Return the records that follow, unchanged and complete.
┌────────
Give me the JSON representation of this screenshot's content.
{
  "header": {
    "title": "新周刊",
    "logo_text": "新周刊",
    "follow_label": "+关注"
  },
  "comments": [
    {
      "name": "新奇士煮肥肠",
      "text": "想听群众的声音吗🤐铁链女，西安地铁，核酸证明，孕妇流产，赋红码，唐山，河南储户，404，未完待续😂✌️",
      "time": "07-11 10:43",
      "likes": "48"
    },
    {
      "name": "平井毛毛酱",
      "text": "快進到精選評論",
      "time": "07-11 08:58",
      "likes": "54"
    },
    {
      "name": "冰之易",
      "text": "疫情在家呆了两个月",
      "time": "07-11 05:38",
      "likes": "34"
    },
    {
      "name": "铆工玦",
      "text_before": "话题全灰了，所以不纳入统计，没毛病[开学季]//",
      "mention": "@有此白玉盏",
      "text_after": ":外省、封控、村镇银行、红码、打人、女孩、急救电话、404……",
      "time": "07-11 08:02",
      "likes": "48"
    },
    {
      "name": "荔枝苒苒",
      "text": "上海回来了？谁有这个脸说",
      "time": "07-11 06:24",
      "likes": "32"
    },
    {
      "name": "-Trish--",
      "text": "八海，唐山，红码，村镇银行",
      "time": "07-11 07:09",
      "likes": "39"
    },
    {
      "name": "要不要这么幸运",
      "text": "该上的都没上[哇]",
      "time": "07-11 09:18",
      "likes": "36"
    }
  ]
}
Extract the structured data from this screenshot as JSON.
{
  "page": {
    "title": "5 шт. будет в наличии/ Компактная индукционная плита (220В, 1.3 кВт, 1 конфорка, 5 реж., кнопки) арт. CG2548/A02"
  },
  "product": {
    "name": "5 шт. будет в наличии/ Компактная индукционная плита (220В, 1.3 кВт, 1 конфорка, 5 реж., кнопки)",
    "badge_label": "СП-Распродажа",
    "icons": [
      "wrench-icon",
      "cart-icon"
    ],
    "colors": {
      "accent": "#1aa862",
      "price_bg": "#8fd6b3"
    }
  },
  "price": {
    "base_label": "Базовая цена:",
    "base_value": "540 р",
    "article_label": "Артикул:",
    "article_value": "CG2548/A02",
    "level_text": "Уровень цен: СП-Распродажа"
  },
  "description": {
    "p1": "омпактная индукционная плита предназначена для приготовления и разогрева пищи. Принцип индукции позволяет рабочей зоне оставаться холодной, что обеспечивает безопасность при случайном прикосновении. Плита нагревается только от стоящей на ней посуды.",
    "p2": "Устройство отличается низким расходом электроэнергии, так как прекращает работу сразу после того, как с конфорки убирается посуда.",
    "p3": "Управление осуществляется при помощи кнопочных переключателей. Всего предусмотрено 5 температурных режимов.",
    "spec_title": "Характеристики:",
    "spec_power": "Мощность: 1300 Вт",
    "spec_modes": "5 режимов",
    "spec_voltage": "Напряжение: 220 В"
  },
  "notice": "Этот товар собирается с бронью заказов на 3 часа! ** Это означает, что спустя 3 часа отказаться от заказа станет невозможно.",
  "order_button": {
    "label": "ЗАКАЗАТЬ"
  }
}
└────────
FINISHED EXERCISE:
Give me the JSON representation of this screenshot's content.
{
  "header": {
    "title": "新周刊",
    "logo_text": "新周刊",
    "follow_label": "+关注"
  },
  "comments": [
    {
      "name": "新奇士煮肥肠",
      "text": "想听群众的声音吗🤐铁链女，西安地铁，核酸证明，孕妇流产，赋红码，唐山，河南储户，404，未完待续😂✌️",
      "time": "07-11 10:43",
      "likes": "48"
    },
    {
      "name": "平井毛毛酱",
      "text": "快進到精選評論",
      "time": "07-11 08:58",
      "likes": "54"
    },
    {
      "name": "冰之易",
      "text": "疫情在家呆了两个月",
      "time": "07-11 05:38",
      "likes": "34"
    },
    {
      "name": "铆工玦",
      "text_before": "话题全灰了，所以不纳入统计，没毛病[开学季]//",
      "mention": "@有此白玉盏",
      "text_after": ":外省、封控、村镇银行、红码、打人、女孩、急救电话、404……",
      "time": "07-11 08:02",
      "likes": "48"
    },
    {
      "name": "荔枝苒苒",
      "text": "上海回来了？谁有这个脸说",
      "time": "07-11 06:24",
      "likes": "32"
    },
    {
      "name": "-Trish--",
      "text": "八海，唐山，红码，村镇银行",
      "time": "07-11 07:09",
      "likes": "39"
    },
    {
      "name": "要不要这么幸运",
      "text": "该上的都没上[哇]",
      "time": "07-11 09:18",
      "likes": "36"
    }
  ]
}
Extract the structured data from this screenshot as JSON.
{
  "page": {
    "title": "5 шт. будет в наличии/ Компактная индукционная плита (220В, 1.3 кВт, 1 конфорка, 5 реж., кнопки) арт. CG2548/A02"
  },
  "product": {
    "name": "5 шт. будет в наличии/ Компактная индукционная плита (220В, 1.3 кВт, 1 конфорка, 5 реж., кнопки)",
    "badge_label": "СП-Распродажа",
    "icons": [
      "wrench-icon",
      "cart-icon"
    ],
    "colors": {
      "accent": "#1aa862",
      "price_bg": "#8fd6b3"
    }
  },
  "price": {
    "base_label": "Базовая цена:",
    "base_value": "540 р",
    "article_label": "Артикул:",
    "article_value": "CG2548/A02",
    "level_text": "Уровень цен: СП-Распродажа"
  },
  "description": {
    "p1": "омпактная индукционная плита предназначена для приготовления и разогрева пищи. Принцип индукции позволяет рабочей зоне оставаться холодной, что обеспечивает безопасность при случайном прикосновении. Плита нагревается только от стоящей на ней посуды.",
    "p2": "Устройство отличается низким расходом электроэнергии, так как прекращает работу сразу после того, как с конфорки убирается посуда.",
    "p3": "Управление осуществляется при помощи кнопочных переключателей. Всего предусмотрено 5 температурных режимов.",
    "spec_title": "Характеристики:",
    "spec_power": "Мощность: 1300 Вт",
    "spec_modes": "5 режимов",
    "spec_voltage": "Напряжение: 220 В"
  },
  "notice": "Этот товар собирается с бронью заказов на 3 часа! ** Это означает, что спустя 3 часа отказаться от заказа станет невозможно.",
  "order_button": {
    "label": "ЗАКАЗАТЬ"
  }
}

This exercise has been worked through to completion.